Problem details:
Copy the data exactly, pictures aside.

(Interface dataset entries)
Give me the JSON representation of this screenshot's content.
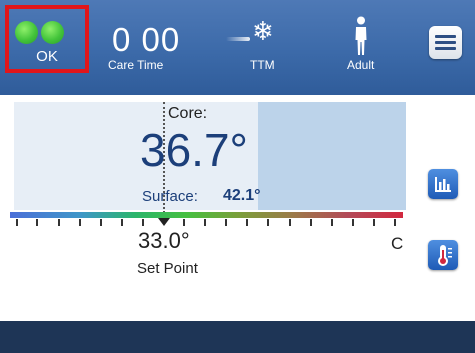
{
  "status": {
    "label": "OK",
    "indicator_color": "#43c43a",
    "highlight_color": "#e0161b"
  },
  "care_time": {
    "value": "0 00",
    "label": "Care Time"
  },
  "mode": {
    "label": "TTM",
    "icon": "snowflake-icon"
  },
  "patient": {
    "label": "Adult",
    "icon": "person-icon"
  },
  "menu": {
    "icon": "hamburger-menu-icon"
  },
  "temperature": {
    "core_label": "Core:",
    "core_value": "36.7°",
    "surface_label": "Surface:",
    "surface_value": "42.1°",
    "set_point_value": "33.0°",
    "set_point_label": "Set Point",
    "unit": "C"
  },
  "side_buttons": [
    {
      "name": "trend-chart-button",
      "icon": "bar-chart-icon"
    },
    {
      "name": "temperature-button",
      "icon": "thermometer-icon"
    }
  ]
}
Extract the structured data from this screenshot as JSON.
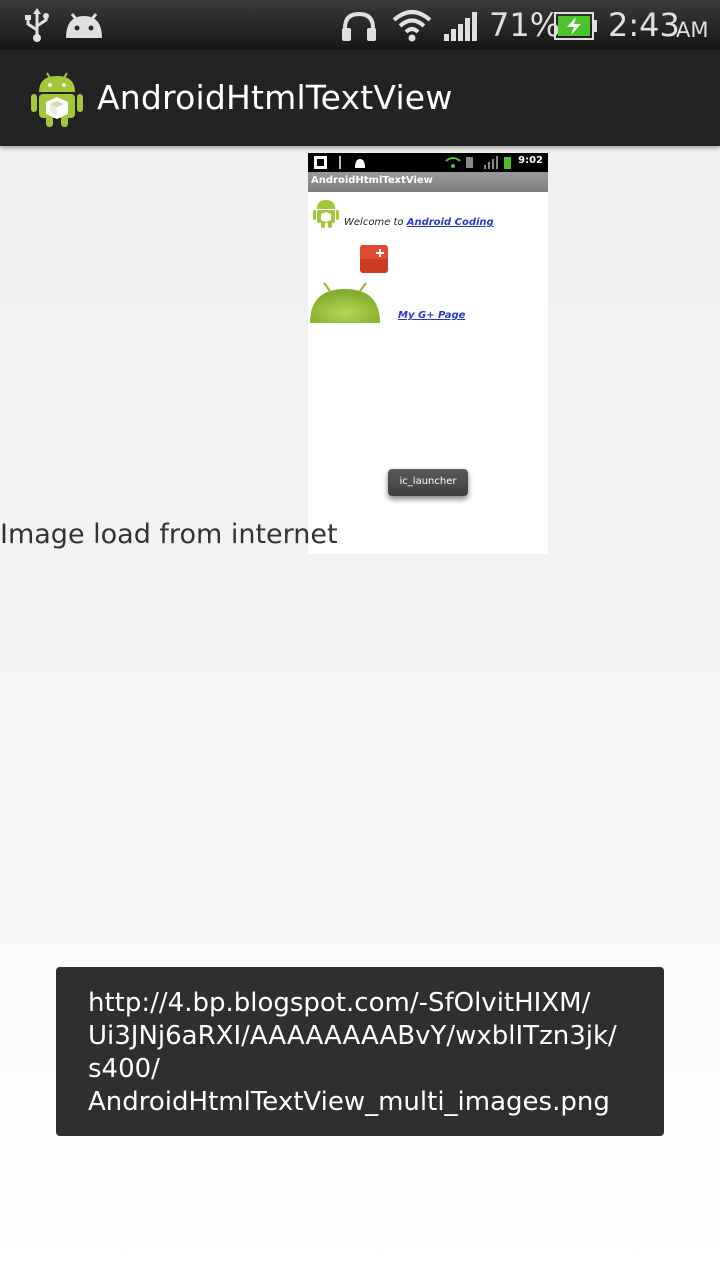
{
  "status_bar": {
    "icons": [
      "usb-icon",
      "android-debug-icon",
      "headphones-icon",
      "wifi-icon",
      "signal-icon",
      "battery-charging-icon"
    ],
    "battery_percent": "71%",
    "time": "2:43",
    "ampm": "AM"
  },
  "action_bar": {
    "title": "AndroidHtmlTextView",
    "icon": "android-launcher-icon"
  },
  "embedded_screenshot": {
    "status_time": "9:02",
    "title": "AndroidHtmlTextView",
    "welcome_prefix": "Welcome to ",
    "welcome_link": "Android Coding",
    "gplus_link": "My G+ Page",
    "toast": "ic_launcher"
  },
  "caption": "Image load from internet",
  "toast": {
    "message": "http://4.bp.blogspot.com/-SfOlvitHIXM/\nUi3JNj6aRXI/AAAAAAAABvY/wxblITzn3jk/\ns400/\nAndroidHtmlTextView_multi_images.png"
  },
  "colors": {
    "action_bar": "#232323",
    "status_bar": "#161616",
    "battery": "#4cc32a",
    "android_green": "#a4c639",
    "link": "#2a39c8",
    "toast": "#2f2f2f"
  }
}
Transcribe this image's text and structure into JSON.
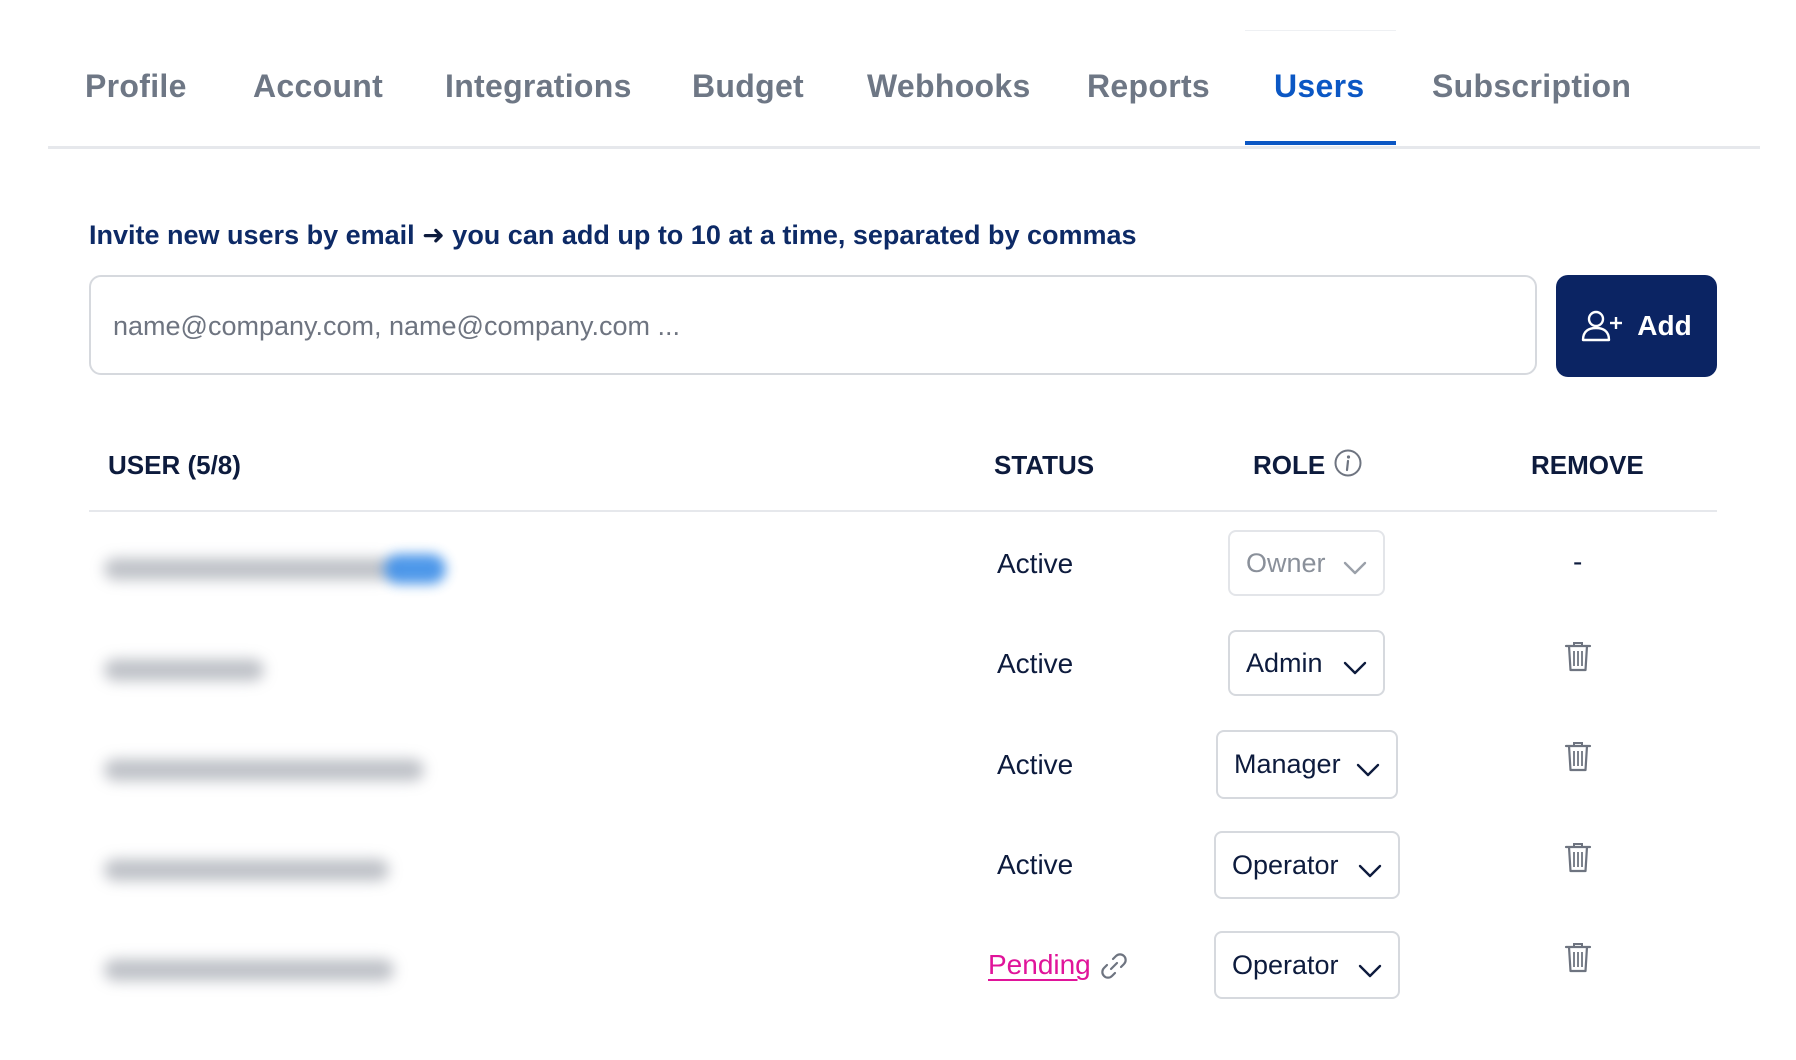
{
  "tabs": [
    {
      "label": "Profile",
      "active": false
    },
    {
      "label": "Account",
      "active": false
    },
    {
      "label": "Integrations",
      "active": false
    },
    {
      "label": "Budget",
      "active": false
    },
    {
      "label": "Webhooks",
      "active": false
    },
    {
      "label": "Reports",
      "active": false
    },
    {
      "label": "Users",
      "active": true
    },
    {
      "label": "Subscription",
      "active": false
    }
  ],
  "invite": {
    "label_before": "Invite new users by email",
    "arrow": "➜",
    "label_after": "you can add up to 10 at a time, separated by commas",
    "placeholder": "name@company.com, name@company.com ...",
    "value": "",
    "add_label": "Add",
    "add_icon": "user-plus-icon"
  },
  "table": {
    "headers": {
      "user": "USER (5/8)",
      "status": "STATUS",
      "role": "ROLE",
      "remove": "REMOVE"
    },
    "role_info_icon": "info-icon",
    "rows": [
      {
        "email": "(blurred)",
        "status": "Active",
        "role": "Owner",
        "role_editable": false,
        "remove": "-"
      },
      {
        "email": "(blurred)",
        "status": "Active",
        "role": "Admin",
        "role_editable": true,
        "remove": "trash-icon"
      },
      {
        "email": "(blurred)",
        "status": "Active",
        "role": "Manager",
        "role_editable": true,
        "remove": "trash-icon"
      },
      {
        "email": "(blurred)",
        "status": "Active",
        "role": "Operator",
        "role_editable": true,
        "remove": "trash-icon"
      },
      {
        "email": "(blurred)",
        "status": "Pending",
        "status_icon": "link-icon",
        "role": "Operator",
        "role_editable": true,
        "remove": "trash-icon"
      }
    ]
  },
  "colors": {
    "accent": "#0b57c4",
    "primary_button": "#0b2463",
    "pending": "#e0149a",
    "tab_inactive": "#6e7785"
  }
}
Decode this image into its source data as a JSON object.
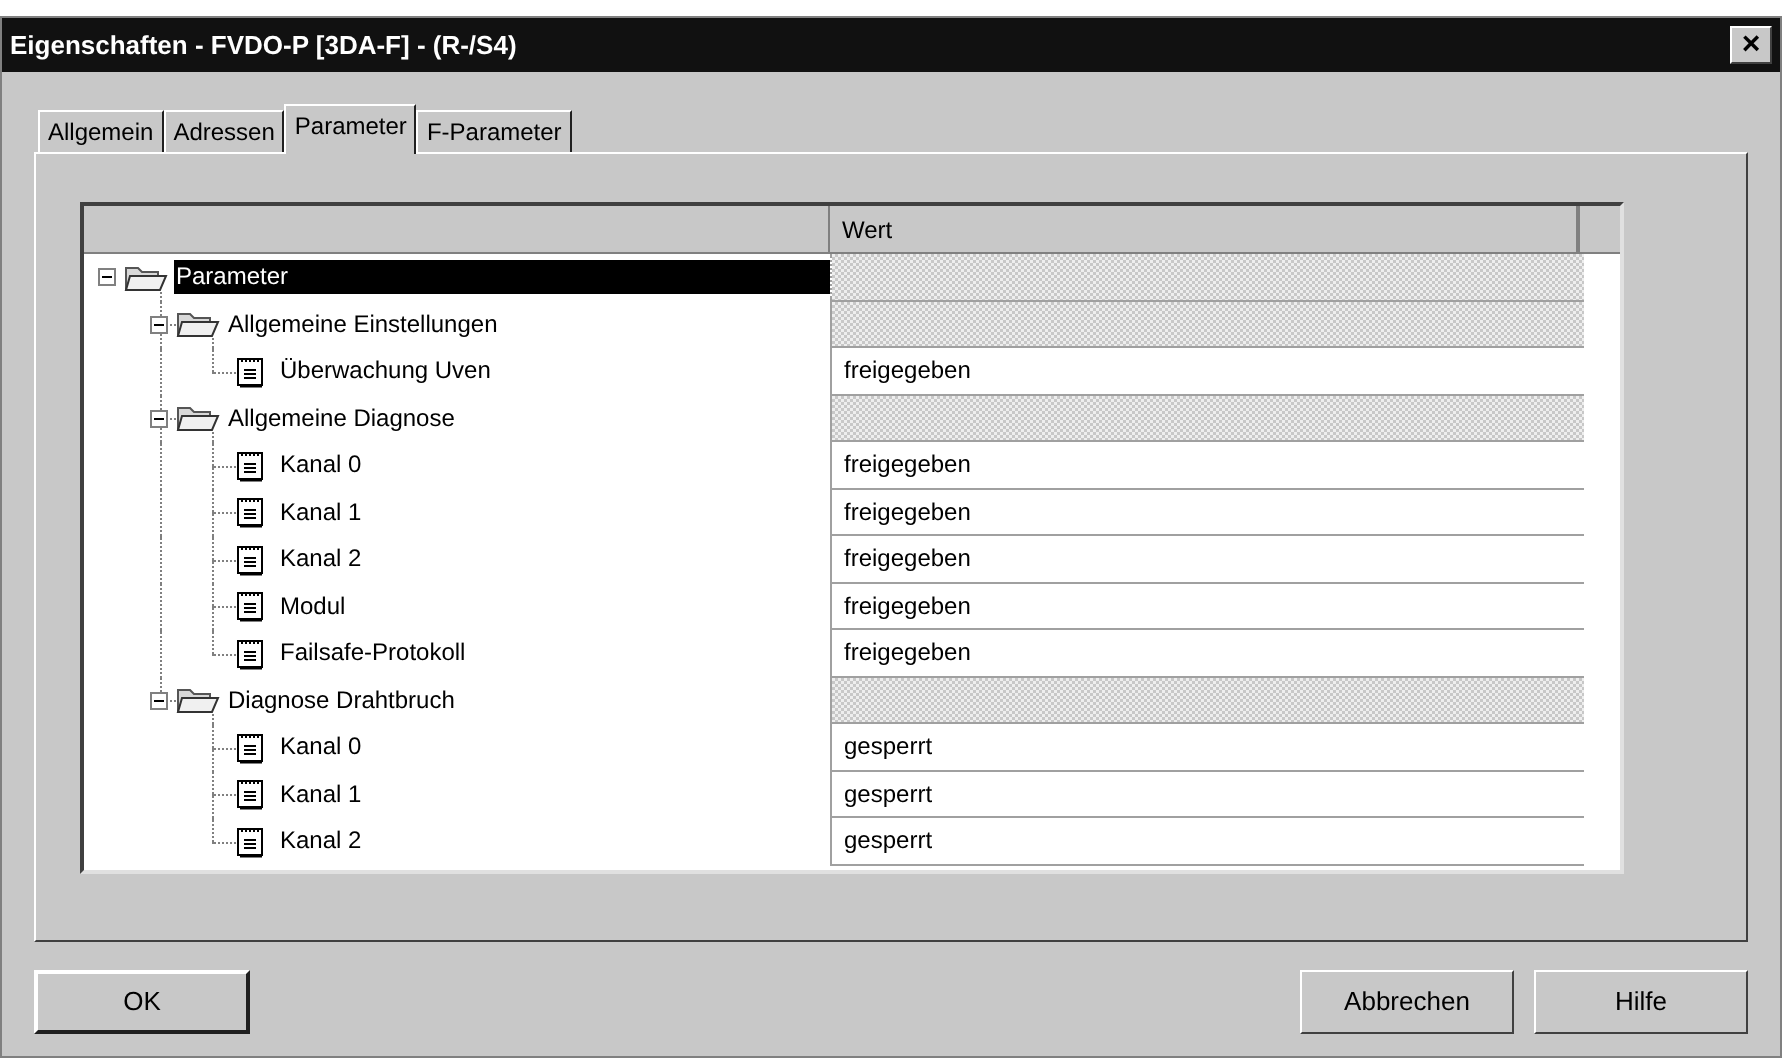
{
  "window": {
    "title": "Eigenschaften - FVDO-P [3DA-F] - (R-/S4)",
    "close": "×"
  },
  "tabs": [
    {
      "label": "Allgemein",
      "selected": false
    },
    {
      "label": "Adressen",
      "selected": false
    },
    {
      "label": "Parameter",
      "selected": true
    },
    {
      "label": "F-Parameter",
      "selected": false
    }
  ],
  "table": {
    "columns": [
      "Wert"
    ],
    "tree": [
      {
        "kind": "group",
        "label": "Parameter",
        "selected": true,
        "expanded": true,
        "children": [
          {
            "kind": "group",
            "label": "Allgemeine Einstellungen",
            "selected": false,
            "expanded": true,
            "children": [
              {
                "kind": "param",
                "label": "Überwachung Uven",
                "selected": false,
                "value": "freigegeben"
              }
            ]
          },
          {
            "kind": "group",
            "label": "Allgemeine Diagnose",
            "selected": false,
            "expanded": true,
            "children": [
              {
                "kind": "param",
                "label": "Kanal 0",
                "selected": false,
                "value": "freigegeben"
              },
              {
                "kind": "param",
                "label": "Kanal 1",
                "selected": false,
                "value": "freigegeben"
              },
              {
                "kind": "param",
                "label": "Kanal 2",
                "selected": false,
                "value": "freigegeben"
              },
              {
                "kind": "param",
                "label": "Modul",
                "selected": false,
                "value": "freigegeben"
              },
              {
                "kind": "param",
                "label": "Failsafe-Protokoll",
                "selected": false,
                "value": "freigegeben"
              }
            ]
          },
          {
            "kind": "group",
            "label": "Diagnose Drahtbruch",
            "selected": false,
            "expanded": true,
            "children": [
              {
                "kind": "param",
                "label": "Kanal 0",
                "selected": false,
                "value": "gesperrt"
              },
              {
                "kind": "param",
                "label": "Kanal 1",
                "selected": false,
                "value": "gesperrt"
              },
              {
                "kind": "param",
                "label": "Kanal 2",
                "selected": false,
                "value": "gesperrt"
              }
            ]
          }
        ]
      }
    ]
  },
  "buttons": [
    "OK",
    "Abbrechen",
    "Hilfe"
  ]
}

Task result:
Give me the JSON representation of this screenshot's content.
{
  "status": {
    "label": "OK",
    "indicator_color": "#43c43a",
    "highlight_color": "#e0161b"
  },
  "care_time": {
    "value": "0 00",
    "label": "Care Time"
  },
  "mode": {
    "label": "TTM",
    "icon": "snowflake-icon"
  },
  "patient": {
    "label": "Adult",
    "icon": "person-icon"
  },
  "menu": {
    "icon": "hamburger-menu-icon"
  },
  "temperature": {
    "core_label": "Core:",
    "core_value": "36.7°",
    "surface_label": "Surface:",
    "surface_value": "42.1°",
    "set_point_value": "33.0°",
    "set_point_label": "Set Point",
    "unit": "C"
  },
  "side_buttons": [
    {
      "name": "trend-chart-button",
      "icon": "bar-chart-icon"
    },
    {
      "name": "temperature-button",
      "icon": "thermometer-icon"
    }
  ]
}
Extract the structured data from this screenshot as JSON.
{
  "status_bar": {
    "icons": [
      "usb-icon",
      "android-debug-icon",
      "headphones-icon",
      "wifi-icon",
      "signal-icon",
      "battery-charging-icon"
    ],
    "battery_percent": "71%",
    "time": "2:43",
    "ampm": "AM"
  },
  "action_bar": {
    "title": "AndroidHtmlTextView",
    "icon": "android-launcher-icon"
  },
  "embedded_screenshot": {
    "status_time": "9:02",
    "title": "AndroidHtmlTextView",
    "welcome_prefix": "Welcome to ",
    "welcome_link": "Android Coding",
    "gplus_link": "My G+ Page",
    "toast": "ic_launcher"
  },
  "caption": "Image load from internet",
  "toast": {
    "message": "http://4.bp.blogspot.com/-SfOlvitHIXM/\nUi3JNj6aRXI/AAAAAAAABvY/wxblITzn3jk/\ns400/\nAndroidHtmlTextView_multi_images.png"
  },
  "colors": {
    "action_bar": "#232323",
    "status_bar": "#161616",
    "battery": "#4cc32a",
    "android_green": "#a4c639",
    "link": "#2a39c8",
    "toast": "#2f2f2f"
  }
}
Transcribe this image's text and structure into JSON.
{
  "tabs": [
    {
      "label": "Profile",
      "active": false
    },
    {
      "label": "Account",
      "active": false
    },
    {
      "label": "Integrations",
      "active": false
    },
    {
      "label": "Budget",
      "active": false
    },
    {
      "label": "Webhooks",
      "active": false
    },
    {
      "label": "Reports",
      "active": false
    },
    {
      "label": "Users",
      "active": true
    },
    {
      "label": "Subscription",
      "active": false
    }
  ],
  "invite": {
    "label_before": "Invite new users by email",
    "arrow": "➜",
    "label_after": "you can add up to 10 at a time, separated by commas",
    "placeholder": "name@company.com, name@company.com ...",
    "value": "",
    "add_label": "Add",
    "add_icon": "user-plus-icon"
  },
  "table": {
    "headers": {
      "user": "USER (5/8)",
      "status": "STATUS",
      "role": "ROLE",
      "remove": "REMOVE"
    },
    "role_info_icon": "info-icon",
    "rows": [
      {
        "email": "(blurred)",
        "status": "Active",
        "role": "Owner",
        "role_editable": false,
        "remove": "-"
      },
      {
        "email": "(blurred)",
        "status": "Active",
        "role": "Admin",
        "role_editable": true,
        "remove": "trash-icon"
      },
      {
        "email": "(blurred)",
        "status": "Active",
        "role": "Manager",
        "role_editable": true,
        "remove": "trash-icon"
      },
      {
        "email": "(blurred)",
        "status": "Active",
        "role": "Operator",
        "role_editable": true,
        "remove": "trash-icon"
      },
      {
        "email": "(blurred)",
        "status": "Pending",
        "status_icon": "link-icon",
        "role": "Operator",
        "role_editable": true,
        "remove": "trash-icon"
      }
    ]
  },
  "colors": {
    "accent": "#0b57c4",
    "primary_button": "#0b2463",
    "pending": "#e0149a",
    "tab_inactive": "#6e7785"
  }
}
Decode this image into its source data as a JSON object.
{
  "window": {
    "title": "Eigenschaften - FVDO-P [3DA-F] - (R-/S4)",
    "close": "×"
  },
  "tabs": [
    {
      "label": "Allgemein",
      "selected": false
    },
    {
      "label": "Adressen",
      "selected": false
    },
    {
      "label": "Parameter",
      "selected": true
    },
    {
      "label": "F-Parameter",
      "selected": false
    }
  ],
  "table": {
    "columns": [
      "Wert"
    ],
    "tree": [
      {
        "kind": "group",
        "label": "Parameter",
        "selected": true,
        "expanded": true,
        "children": [
          {
            "kind": "group",
            "label": "Allgemeine Einstellungen",
            "selected": false,
            "expanded": true,
            "children": [
              {
                "kind": "param",
                "label": "Überwachung Uven",
                "selected": false,
                "value": "freigegeben"
              }
            ]
          },
          {
            "kind": "group",
            "label": "Allgemeine Diagnose",
            "selected": false,
            "expanded": true,
            "children": [
              {
                "kind": "param",
                "label": "Kanal 0",
                "selected": false,
                "value": "freigegeben"
              },
              {
                "kind": "param",
                "label": "Kanal 1",
                "selected": false,
                "value": "freigegeben"
              },
              {
                "kind": "param",
                "label": "Kanal 2",
                "selected": false,
                "value": "freigegeben"
              },
              {
                "kind": "param",
                "label": "Modul",
                "selected": false,
                "value": "freigegeben"
              },
              {
                "kind": "param",
                "label": "Failsafe-Protokoll",
                "selected": false,
                "value": "freigegeben"
              }
            ]
          },
          {
            "kind": "group",
            "label": "Diagnose Drahtbruch",
            "selected": false,
            "expanded": true,
            "children": [
              {
                "kind": "param",
                "label": "Kanal 0",
                "selected": false,
                "value": "gesperrt"
              },
              {
                "kind": "param",
                "label": "Kanal 1",
                "selected": false,
                "value": "gesperrt"
              },
              {
                "kind": "param",
                "label": "Kanal 2",
                "selected": false,
                "value": "gesperrt"
              }
            ]
          }
        ]
      }
    ]
  },
  "buttons": [
    "OK",
    "Abbrechen",
    "Hilfe"
  ]
}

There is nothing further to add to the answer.